## WORK REQUIRED
This calls for a word-for-word copy of all the data, with each picture removed.

## PROVIDED RECORDS

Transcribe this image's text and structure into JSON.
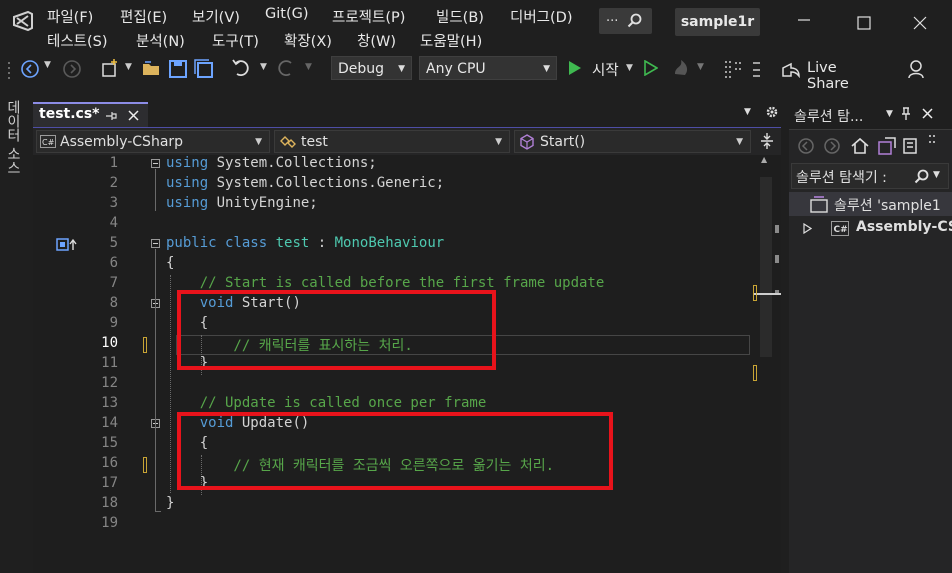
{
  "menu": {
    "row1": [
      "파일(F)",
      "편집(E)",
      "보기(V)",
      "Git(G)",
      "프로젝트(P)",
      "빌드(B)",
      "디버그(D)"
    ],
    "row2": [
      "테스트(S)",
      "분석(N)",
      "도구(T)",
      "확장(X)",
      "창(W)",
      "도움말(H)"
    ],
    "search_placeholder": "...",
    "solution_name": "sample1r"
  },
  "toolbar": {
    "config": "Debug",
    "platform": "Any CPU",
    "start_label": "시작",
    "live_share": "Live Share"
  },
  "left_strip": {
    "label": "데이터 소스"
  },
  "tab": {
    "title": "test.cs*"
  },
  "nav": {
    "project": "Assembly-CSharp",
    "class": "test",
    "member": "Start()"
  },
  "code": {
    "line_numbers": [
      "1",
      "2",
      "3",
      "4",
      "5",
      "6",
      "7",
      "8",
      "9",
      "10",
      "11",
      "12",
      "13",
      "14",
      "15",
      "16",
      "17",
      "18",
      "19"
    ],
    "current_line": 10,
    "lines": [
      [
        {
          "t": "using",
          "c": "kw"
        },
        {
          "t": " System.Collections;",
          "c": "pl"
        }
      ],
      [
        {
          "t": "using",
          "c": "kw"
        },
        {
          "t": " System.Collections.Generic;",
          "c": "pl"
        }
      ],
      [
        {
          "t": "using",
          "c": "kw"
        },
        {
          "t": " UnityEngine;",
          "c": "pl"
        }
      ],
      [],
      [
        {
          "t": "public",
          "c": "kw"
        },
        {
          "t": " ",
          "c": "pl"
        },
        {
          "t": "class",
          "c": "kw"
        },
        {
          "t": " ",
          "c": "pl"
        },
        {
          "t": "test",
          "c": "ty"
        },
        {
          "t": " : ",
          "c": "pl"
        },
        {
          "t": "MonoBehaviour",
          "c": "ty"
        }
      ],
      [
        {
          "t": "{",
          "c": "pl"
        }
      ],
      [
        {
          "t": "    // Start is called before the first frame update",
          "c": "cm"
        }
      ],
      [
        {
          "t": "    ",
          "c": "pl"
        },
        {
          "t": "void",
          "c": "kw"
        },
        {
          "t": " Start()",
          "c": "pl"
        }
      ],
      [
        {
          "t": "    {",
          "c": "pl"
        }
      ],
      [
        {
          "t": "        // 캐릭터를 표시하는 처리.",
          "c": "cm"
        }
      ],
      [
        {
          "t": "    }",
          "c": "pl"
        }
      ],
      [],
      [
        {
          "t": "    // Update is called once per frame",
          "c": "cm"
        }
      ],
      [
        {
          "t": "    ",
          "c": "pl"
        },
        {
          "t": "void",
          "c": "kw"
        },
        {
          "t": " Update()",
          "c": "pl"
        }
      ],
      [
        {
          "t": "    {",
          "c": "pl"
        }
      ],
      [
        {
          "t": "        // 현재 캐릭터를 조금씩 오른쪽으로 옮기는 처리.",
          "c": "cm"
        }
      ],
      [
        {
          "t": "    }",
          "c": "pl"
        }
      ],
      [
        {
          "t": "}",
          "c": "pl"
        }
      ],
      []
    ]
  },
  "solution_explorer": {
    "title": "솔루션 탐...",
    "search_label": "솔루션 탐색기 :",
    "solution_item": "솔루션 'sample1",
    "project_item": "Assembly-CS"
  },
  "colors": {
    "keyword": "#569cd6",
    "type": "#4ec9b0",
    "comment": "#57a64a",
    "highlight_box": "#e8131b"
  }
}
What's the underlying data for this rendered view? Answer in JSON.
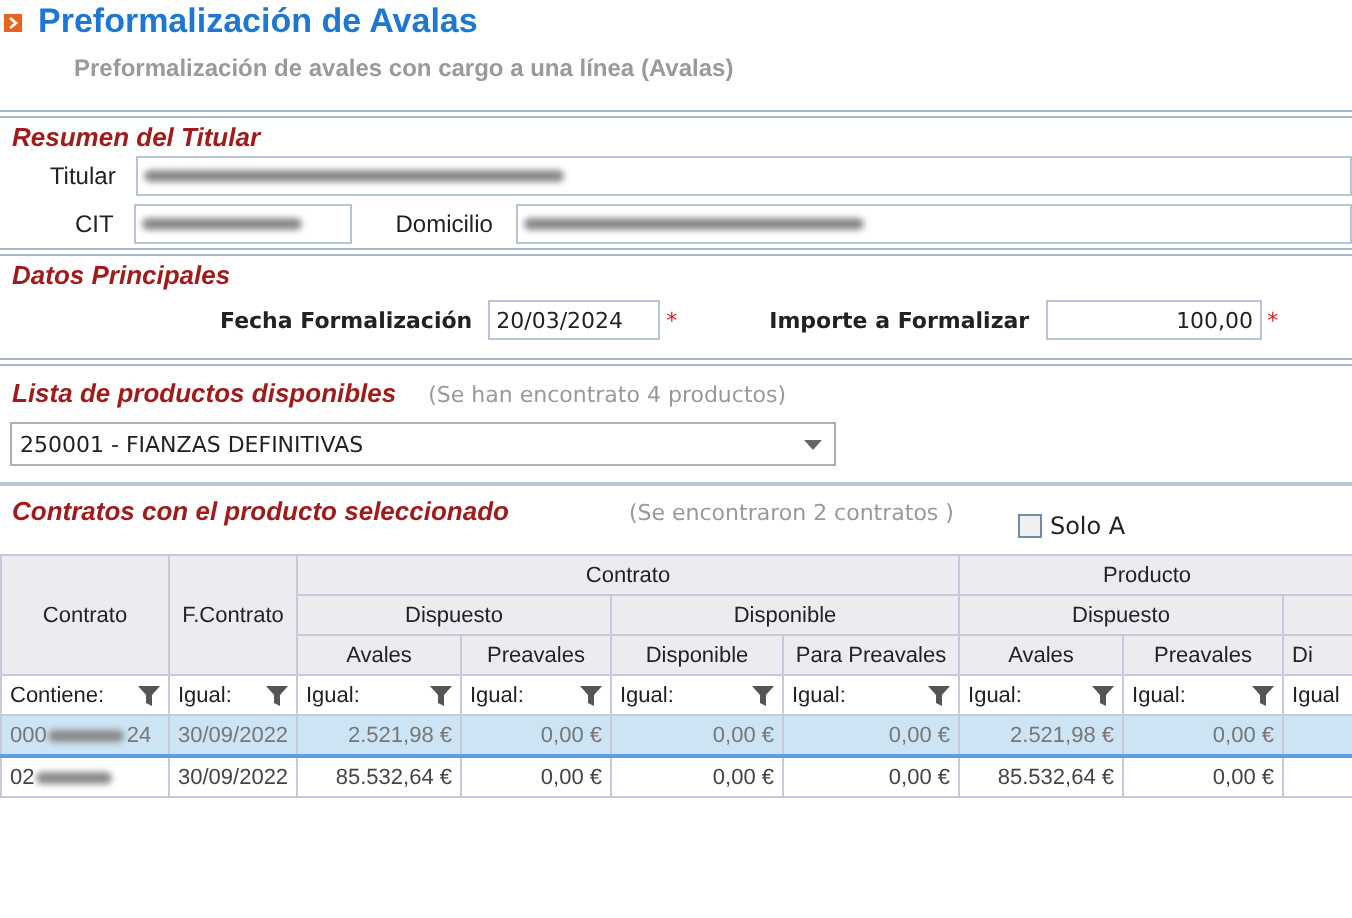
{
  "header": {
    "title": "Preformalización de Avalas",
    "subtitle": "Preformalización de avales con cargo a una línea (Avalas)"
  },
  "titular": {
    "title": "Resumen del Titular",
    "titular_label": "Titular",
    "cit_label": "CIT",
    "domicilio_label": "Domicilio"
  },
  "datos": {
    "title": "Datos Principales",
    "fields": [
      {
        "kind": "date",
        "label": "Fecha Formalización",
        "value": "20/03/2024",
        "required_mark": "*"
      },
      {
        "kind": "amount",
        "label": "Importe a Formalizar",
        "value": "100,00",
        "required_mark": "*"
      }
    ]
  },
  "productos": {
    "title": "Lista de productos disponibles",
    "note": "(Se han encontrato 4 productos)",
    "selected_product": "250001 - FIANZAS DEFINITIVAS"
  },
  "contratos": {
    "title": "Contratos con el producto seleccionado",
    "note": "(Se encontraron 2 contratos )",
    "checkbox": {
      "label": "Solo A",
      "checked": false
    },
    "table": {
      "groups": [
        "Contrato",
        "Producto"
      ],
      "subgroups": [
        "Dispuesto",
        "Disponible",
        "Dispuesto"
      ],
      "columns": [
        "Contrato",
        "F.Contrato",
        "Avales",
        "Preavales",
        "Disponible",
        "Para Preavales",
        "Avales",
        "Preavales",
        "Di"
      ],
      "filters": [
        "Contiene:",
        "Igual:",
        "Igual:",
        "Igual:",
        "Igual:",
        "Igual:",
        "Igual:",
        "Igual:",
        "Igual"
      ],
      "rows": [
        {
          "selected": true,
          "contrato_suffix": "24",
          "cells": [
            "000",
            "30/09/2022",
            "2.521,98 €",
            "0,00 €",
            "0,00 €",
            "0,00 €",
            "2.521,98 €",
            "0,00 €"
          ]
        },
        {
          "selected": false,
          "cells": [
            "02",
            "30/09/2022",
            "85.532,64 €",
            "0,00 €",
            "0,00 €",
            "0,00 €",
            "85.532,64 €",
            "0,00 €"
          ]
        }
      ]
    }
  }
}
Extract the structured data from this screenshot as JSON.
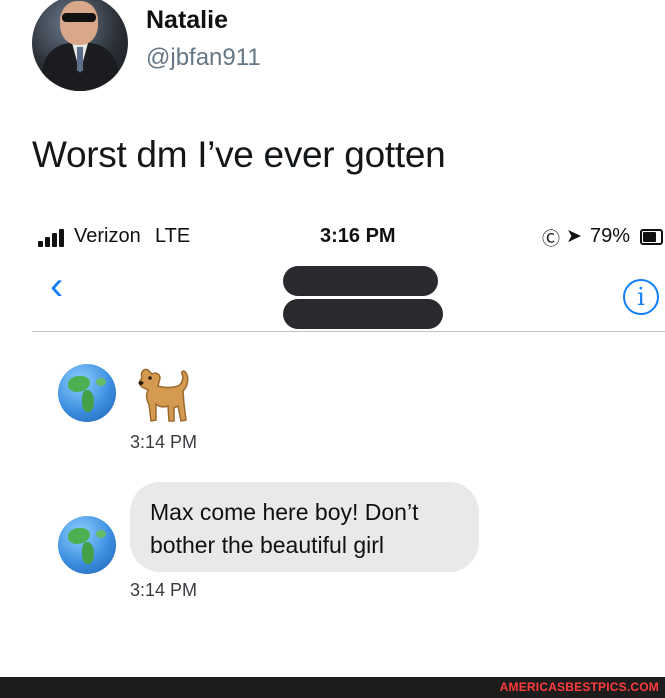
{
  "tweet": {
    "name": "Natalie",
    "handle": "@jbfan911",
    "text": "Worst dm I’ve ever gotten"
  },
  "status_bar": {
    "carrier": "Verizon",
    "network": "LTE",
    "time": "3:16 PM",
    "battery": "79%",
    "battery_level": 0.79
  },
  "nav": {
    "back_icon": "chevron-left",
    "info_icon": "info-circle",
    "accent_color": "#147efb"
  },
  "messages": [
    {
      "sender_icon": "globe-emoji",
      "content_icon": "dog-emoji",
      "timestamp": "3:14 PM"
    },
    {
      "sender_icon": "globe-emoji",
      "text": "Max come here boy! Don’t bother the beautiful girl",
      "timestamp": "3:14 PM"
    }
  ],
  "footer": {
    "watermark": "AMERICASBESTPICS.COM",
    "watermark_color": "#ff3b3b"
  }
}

## EXERCISE SOLUTION
Transcribe this image's text and structure into JSON.
{
  "menu": {
    "row1": [
      "파일(F)",
      "편집(E)",
      "보기(V)",
      "Git(G)",
      "프로젝트(P)",
      "빌드(B)",
      "디버그(D)"
    ],
    "row2": [
      "테스트(S)",
      "분석(N)",
      "도구(T)",
      "확장(X)",
      "창(W)",
      "도움말(H)"
    ],
    "search_placeholder": "...",
    "solution_name": "sample1r"
  },
  "toolbar": {
    "config": "Debug",
    "platform": "Any CPU",
    "start_label": "시작",
    "live_share": "Live Share"
  },
  "left_strip": {
    "label": "데이터 소스"
  },
  "tab": {
    "title": "test.cs*"
  },
  "nav": {
    "project": "Assembly-CSharp",
    "class": "test",
    "member": "Start()"
  },
  "code": {
    "line_numbers": [
      "1",
      "2",
      "3",
      "4",
      "5",
      "6",
      "7",
      "8",
      "9",
      "10",
      "11",
      "12",
      "13",
      "14",
      "15",
      "16",
      "17",
      "18",
      "19"
    ],
    "current_line": 10,
    "lines": [
      [
        {
          "t": "using",
          "c": "kw"
        },
        {
          "t": " System.Collections;",
          "c": "pl"
        }
      ],
      [
        {
          "t": "using",
          "c": "kw"
        },
        {
          "t": " System.Collections.Generic;",
          "c": "pl"
        }
      ],
      [
        {
          "t": "using",
          "c": "kw"
        },
        {
          "t": " UnityEngine;",
          "c": "pl"
        }
      ],
      [],
      [
        {
          "t": "public",
          "c": "kw"
        },
        {
          "t": " ",
          "c": "pl"
        },
        {
          "t": "class",
          "c": "kw"
        },
        {
          "t": " ",
          "c": "pl"
        },
        {
          "t": "test",
          "c": "ty"
        },
        {
          "t": " : ",
          "c": "pl"
        },
        {
          "t": "MonoBehaviour",
          "c": "ty"
        }
      ],
      [
        {
          "t": "{",
          "c": "pl"
        }
      ],
      [
        {
          "t": "    // Start is called before the first frame update",
          "c": "cm"
        }
      ],
      [
        {
          "t": "    ",
          "c": "pl"
        },
        {
          "t": "void",
          "c": "kw"
        },
        {
          "t": " Start()",
          "c": "pl"
        }
      ],
      [
        {
          "t": "    {",
          "c": "pl"
        }
      ],
      [
        {
          "t": "        // 캐릭터를 표시하는 처리.",
          "c": "cm"
        }
      ],
      [
        {
          "t": "    }",
          "c": "pl"
        }
      ],
      [],
      [
        {
          "t": "    // Update is called once per frame",
          "c": "cm"
        }
      ],
      [
        {
          "t": "    ",
          "c": "pl"
        },
        {
          "t": "void",
          "c": "kw"
        },
        {
          "t": " Update()",
          "c": "pl"
        }
      ],
      [
        {
          "t": "    {",
          "c": "pl"
        }
      ],
      [
        {
          "t": "        // 현재 캐릭터를 조금씩 오른쪽으로 옮기는 처리.",
          "c": "cm"
        }
      ],
      [
        {
          "t": "    }",
          "c": "pl"
        }
      ],
      [
        {
          "t": "}",
          "c": "pl"
        }
      ],
      []
    ]
  },
  "solution_explorer": {
    "title": "솔루션 탐...",
    "search_label": "솔루션 탐색기 :",
    "solution_item": "솔루션 'sample1",
    "project_item": "Assembly-CS"
  },
  "colors": {
    "keyword": "#569cd6",
    "type": "#4ec9b0",
    "comment": "#57a64a",
    "highlight_box": "#e8131b"
  }
}
What's the underlying data for this rendered view? Answer in JSON.
{
  "header": {
    "title": "Preformalización de Avalas",
    "subtitle": "Preformalización de avales con cargo a una línea (Avalas)"
  },
  "titular": {
    "title": "Resumen del Titular",
    "titular_label": "Titular",
    "cit_label": "CIT",
    "domicilio_label": "Domicilio"
  },
  "datos": {
    "title": "Datos Principales",
    "fields": [
      {
        "kind": "date",
        "label": "Fecha Formalización",
        "value": "20/03/2024",
        "required_mark": "*"
      },
      {
        "kind": "amount",
        "label": "Importe a Formalizar",
        "value": "100,00",
        "required_mark": "*"
      }
    ]
  },
  "productos": {
    "title": "Lista de productos disponibles",
    "note": "(Se han encontrato 4 productos)",
    "selected_product": "250001 - FIANZAS DEFINITIVAS"
  },
  "contratos": {
    "title": "Contratos con el producto seleccionado",
    "note": "(Se encontraron 2 contratos )",
    "checkbox": {
      "label": "Solo A",
      "checked": false
    },
    "table": {
      "groups": [
        "Contrato",
        "Producto"
      ],
      "subgroups": [
        "Dispuesto",
        "Disponible",
        "Dispuesto"
      ],
      "columns": [
        "Contrato",
        "F.Contrato",
        "Avales",
        "Preavales",
        "Disponible",
        "Para Preavales",
        "Avales",
        "Preavales",
        "Di"
      ],
      "filters": [
        "Contiene:",
        "Igual:",
        "Igual:",
        "Igual:",
        "Igual:",
        "Igual:",
        "Igual:",
        "Igual:",
        "Igual"
      ],
      "rows": [
        {
          "selected": true,
          "contrato_suffix": "24",
          "cells": [
            "000",
            "30/09/2022",
            "2.521,98 €",
            "0,00 €",
            "0,00 €",
            "0,00 €",
            "2.521,98 €",
            "0,00 €"
          ]
        },
        {
          "selected": false,
          "cells": [
            "02",
            "30/09/2022",
            "85.532,64 €",
            "0,00 €",
            "0,00 €",
            "0,00 €",
            "85.532,64 €",
            "0,00 €"
          ]
        }
      ]
    }
  }
}
Extract the structured data from this screenshot as JSON.
{
  "tweet": {
    "name": "Natalie",
    "handle": "@jbfan911",
    "text": "Worst dm I’ve ever gotten"
  },
  "status_bar": {
    "carrier": "Verizon",
    "network": "LTE",
    "time": "3:16 PM",
    "battery": "79%",
    "battery_level": 0.79
  },
  "nav": {
    "back_icon": "chevron-left",
    "info_icon": "info-circle",
    "accent_color": "#147efb"
  },
  "messages": [
    {
      "sender_icon": "globe-emoji",
      "content_icon": "dog-emoji",
      "timestamp": "3:14 PM"
    },
    {
      "sender_icon": "globe-emoji",
      "text": "Max come here boy! Don’t bother the beautiful girl",
      "timestamp": "3:14 PM"
    }
  ],
  "footer": {
    "watermark": "AMERICASBESTPICS.COM",
    "watermark_color": "#ff3b3b"
  }
}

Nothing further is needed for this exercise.